26 December 2011

Silent Night

Nativity of the Lord, Mass at Midnight
            I’ve mentioned before my deep love of the book The Lord by Romano Guardini, and it is the third chapter in book 1 that I reference tonight.  Guardini, writing in 1937, mentions in that chapter that in the Mass (what we would now call the Extraordinary Form), the words of the Book of Wisdom help to guide the feast: “‘For while all things were in quiet silence and the night was in the midst of her course, thy almighty word leapt down from heaven from thy royal throne…’”  He continues, “The passage, brimming with the mystery of the Incarnation, is wonderfully expressive of the infinite stillness that hovered over Christ’s birth.  For the greatest things are accomplished in silence—not the clamor and display of superficial eventfulness, but in the deep clarity of inner vision; in the almost imperceptible start of decision, in the quiet overcoming and hidden sacrifice…The silent forces are the strong forces.”
            We are here, in the midst of the silence of this sacred night, recalling an event that took place almost 2,000 years ago in the silence of the night in Bethlehem, which forever changed human history, whether you believe in Jesus or not.  As Christians we date time from this moment: everything which came before is BC—Before Christ.  Everything which took place afterwards is in AD—Anno Domini, the Year of the Lord.  Even those who wish to separate our dating of time from Christian belief, who use the term BCE (Before the Common Era) and CE (the Common Era), still point to the time when Jesus was born in the manger, in the silence of the night.
            The greatest things happen in silence.  The silent forces are the strong forces.  These words are no less true today than 75 years ago when Guardini wrote them.  The greatest things do happen in silence.  In silence the world was forever changed, not by some king, but by the King of kings; not by one who came to be served, but one who came to serve and give His life as a ransom for many; not by a strong, handsome adult, with thousands of Facebook friends, but by a child: a weak, helpless child, laying in a manger, surrounded by His Blessed Mother, His foster-father, and the animals of the stable. 
            But, as Isaiah prophesied, “upon his shoulder dominion rests.  They name him Wonder-Counselor, God-Hero, Father-Forever, Prince of Peace.”  Do not let his lowly birth fool you.  Do not scoff at his humility.  For the child that the shepherds came to adore: the child who was helpless in His mother’s arms, is the Almighty God who created the heavens and the earth.  That little child caused a bush to burn without being consumed, split the Red Sea in two so that the Chosen People, His people, could escape from the Egyptian army.  This child is weak, but He is no weakling.  He is mild, but He smashes the yoke of slavery that burdened us and tramples underfoot the evil serpent, Satan, crushing his head.

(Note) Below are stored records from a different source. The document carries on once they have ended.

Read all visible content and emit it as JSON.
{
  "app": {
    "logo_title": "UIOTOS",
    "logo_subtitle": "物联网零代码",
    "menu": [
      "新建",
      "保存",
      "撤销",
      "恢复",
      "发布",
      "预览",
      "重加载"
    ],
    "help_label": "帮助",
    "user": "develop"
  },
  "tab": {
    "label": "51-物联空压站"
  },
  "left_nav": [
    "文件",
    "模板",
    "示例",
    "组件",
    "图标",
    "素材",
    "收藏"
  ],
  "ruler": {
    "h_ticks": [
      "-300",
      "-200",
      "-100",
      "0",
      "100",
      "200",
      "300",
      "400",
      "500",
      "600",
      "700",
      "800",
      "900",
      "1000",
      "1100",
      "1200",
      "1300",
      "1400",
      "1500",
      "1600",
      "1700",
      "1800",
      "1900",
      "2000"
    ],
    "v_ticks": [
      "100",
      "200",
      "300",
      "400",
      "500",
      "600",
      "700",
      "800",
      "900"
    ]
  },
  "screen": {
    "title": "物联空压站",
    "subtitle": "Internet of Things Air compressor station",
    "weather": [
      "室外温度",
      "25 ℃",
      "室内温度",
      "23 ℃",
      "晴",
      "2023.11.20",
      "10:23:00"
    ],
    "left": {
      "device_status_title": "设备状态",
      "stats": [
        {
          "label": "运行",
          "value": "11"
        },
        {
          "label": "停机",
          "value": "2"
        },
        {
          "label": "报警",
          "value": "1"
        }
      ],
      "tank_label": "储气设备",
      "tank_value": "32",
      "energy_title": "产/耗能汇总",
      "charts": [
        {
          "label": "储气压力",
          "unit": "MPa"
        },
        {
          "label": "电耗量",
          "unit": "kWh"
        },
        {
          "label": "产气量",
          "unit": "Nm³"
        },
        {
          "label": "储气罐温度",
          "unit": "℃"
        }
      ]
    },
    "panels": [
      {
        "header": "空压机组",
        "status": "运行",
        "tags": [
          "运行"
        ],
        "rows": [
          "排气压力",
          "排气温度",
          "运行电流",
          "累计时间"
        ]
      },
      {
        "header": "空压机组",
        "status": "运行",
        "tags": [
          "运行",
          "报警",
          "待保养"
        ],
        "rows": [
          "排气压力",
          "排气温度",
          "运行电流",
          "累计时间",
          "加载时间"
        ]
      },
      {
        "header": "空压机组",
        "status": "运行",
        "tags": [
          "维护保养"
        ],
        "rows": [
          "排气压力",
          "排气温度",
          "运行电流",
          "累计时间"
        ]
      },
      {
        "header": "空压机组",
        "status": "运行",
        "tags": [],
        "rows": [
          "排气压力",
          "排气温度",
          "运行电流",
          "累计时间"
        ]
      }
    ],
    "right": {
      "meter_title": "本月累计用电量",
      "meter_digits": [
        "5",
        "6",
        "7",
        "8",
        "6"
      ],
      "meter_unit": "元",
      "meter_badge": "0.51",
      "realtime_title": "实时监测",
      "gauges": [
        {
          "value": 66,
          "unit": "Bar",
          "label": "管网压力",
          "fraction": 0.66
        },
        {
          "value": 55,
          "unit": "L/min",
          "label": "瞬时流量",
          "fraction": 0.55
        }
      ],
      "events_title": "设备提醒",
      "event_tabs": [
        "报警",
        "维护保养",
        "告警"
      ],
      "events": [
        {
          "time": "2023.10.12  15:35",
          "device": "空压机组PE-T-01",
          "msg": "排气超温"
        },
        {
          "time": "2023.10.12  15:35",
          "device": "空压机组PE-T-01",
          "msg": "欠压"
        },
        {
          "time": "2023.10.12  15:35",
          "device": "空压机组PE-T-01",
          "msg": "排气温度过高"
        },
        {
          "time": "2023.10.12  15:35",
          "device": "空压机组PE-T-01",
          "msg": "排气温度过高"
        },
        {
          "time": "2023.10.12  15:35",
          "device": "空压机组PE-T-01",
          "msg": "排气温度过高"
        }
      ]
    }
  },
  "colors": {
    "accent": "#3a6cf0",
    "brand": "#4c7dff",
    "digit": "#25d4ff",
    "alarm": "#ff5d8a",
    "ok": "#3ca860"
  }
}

            That power, that glory, did not come with human activity: the decorating, the hurrying about, the shopping, the partying, but was announced only by angelic hosts to the shepherds in the fields, who heard them say, “‘I proclaim to you good news of great joy that will be for all the people.  For today, in the city of David a savior has been born for you who is Christ and Lord.’”
            So why come here now?  Why come to this church in East Lansing?  Why come each Sunday back to the Mass which, even given our new translations, does not really change that much?  Why come in the midst of this dark, cold night to hear familiar carols being sung?  We can do that at home, listening to the radio!

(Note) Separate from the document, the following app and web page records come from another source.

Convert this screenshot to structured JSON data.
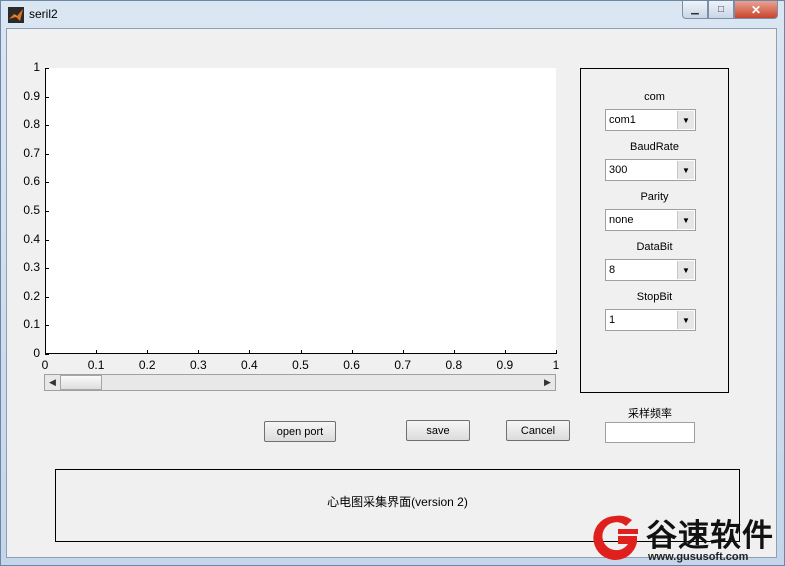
{
  "window": {
    "title": "seril2",
    "minimize_label": "▁",
    "maximize_label": "□",
    "close_label": "✕"
  },
  "axes": {
    "yticks": [
      "0",
      "0.1",
      "0.2",
      "0.3",
      "0.4",
      "0.5",
      "0.6",
      "0.7",
      "0.8",
      "0.9",
      "1"
    ],
    "xticks": [
      "0",
      "0.1",
      "0.2",
      "0.3",
      "0.4",
      "0.5",
      "0.6",
      "0.7",
      "0.8",
      "0.9",
      "1"
    ]
  },
  "chart_data": {
    "type": "line",
    "series": [],
    "xlim": [
      0,
      1
    ],
    "ylim": [
      0,
      1
    ],
    "grid": false
  },
  "scrollbar": {
    "left_arrow": "◀",
    "right_arrow": "▶",
    "value_fraction": 0
  },
  "settings": {
    "com": {
      "label": "com",
      "value": "com1"
    },
    "baud": {
      "label": "BaudRate",
      "value": "300"
    },
    "parity": {
      "label": "Parity",
      "value": "none"
    },
    "databit": {
      "label": "DataBit",
      "value": "8"
    },
    "stopbit": {
      "label": "StopBit",
      "value": "1"
    },
    "dropdown_arrow": "▼"
  },
  "buttons": {
    "open_port": "open port",
    "save": "save",
    "cancel": "Cancel"
  },
  "sampling": {
    "label": "采样频率",
    "value": ""
  },
  "footer": {
    "text": "心电图采集界面(version   2)"
  },
  "watermark": {
    "name": "谷速软件",
    "url": "www.gususoft.com",
    "brand_color": "#e0201c"
  }
}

            We come, in the dark, silence of this night, and each and every Sunday because He who was born in Bethlehem, the city of David, the “house of bread,” as the name Bethlehem means in Hebrew, because Jesus Christ is born again for us in this Mass: not as a child, but under the appearance of bread and win.  His most holy Body and Blood adorn not a manger, but this altar.  He is surrounded on earth not by His Blessed Mother and foster father, but by His mothers and brothers and sisters, those who do the will of His heavenly Father, as He tells us in Sacred Scripture.  This holy night, this night divine, in the silence, broken only by the words of the priest saying those same words that Jesus spoke—“Take this, all of you, and eat of it;” “Take this, all of you, and drink from it”—Jesus Christ is made present to us today and at every Mass sacramentally just as He was made manifest to the shepherds 2,000 years ago in the stable in Bethlehem.  We get the greatest gift of Christmas, the gift of being able to receive the same Jesus into us that the angels proclaimed in the heavens. 

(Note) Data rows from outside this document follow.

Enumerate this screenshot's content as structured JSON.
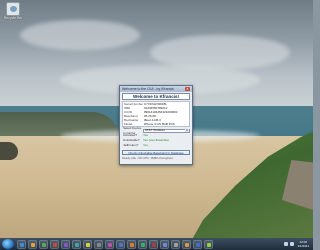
{
  "desktop": {
    "icon_label": "Recycle Bin"
  },
  "dialog": {
    "title": "Welcome to the GUI - by Kfrancis",
    "close_glyph": "✕",
    "welcome_text": "Welcome to Kfrancis!",
    "info": [
      {
        "label": "Serial Number",
        "value": "C7XFNHV9DF8L"
      },
      {
        "label": "IMEI",
        "value": "01234560789012"
      },
      {
        "label": "ICCID",
        "value": "89014104254321000000"
      },
      {
        "label": "Baseband",
        "value": "05.26.08"
      },
      {
        "label": "Bootloader",
        "value": "iBoot-1145.3"
      },
      {
        "label": "Model",
        "value": "iPhone 3 GS 8GB 3GS"
      }
    ],
    "select_label": "Select Device to Carrier",
    "select_value": "AT&T Wireless",
    "activated_label": "Activated?",
    "activated_value": "Yes",
    "unlockable_label": "Unlockable?",
    "unlockable_value": "Yes (via Ultrasn0w)",
    "jailbroken_label": "Jailbroken?",
    "jailbroken_value": "Yes",
    "check_button": "Check Unlockable Baseband in Database",
    "footer": "Ready. Idle - 0% CPU, 0MB/s throughput"
  },
  "taskbar": {
    "clock_time": "12:00",
    "clock_date": "1/1/2011",
    "task_colors": [
      "#3b8fd6",
      "#e2a33a",
      "#5aa84c",
      "#c94a3a",
      "#7b5cc4",
      "#3aa8a8",
      "#d6d63b",
      "#8a8a8a",
      "#c44ab4",
      "#4a78c4",
      "#e07a2a",
      "#3bb06b",
      "#b03b3b",
      "#6e8ad6",
      "#a0a0a0",
      "#d6983b",
      "#3b6ed6",
      "#8ad63b"
    ]
  }
}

            “Beloved: The grace of God has appeared, saving all and training us to reject godless ways and worldly desires and to live temperately, justly, and devoutly in this age, as we await the blessed hope, the appearance of the glory of our great God and savior Jesus Christ, who gave himself for us to deliver us from all lawlessness and to cleanse for himself a people as his own, eager to do what is good.” 
            “‘For while all things were in quiet silence and the night was in the midst of her course, thy almighty word leapt down from heaven from thy royal throne…’”  In the silence of this night Jesus Christ unites His Divine nature to our human nature, not just in the remembrance of His Nativity, but in the Most Holy Sacrament of the Altar.  O come, let us adore Him: Christ the Lord.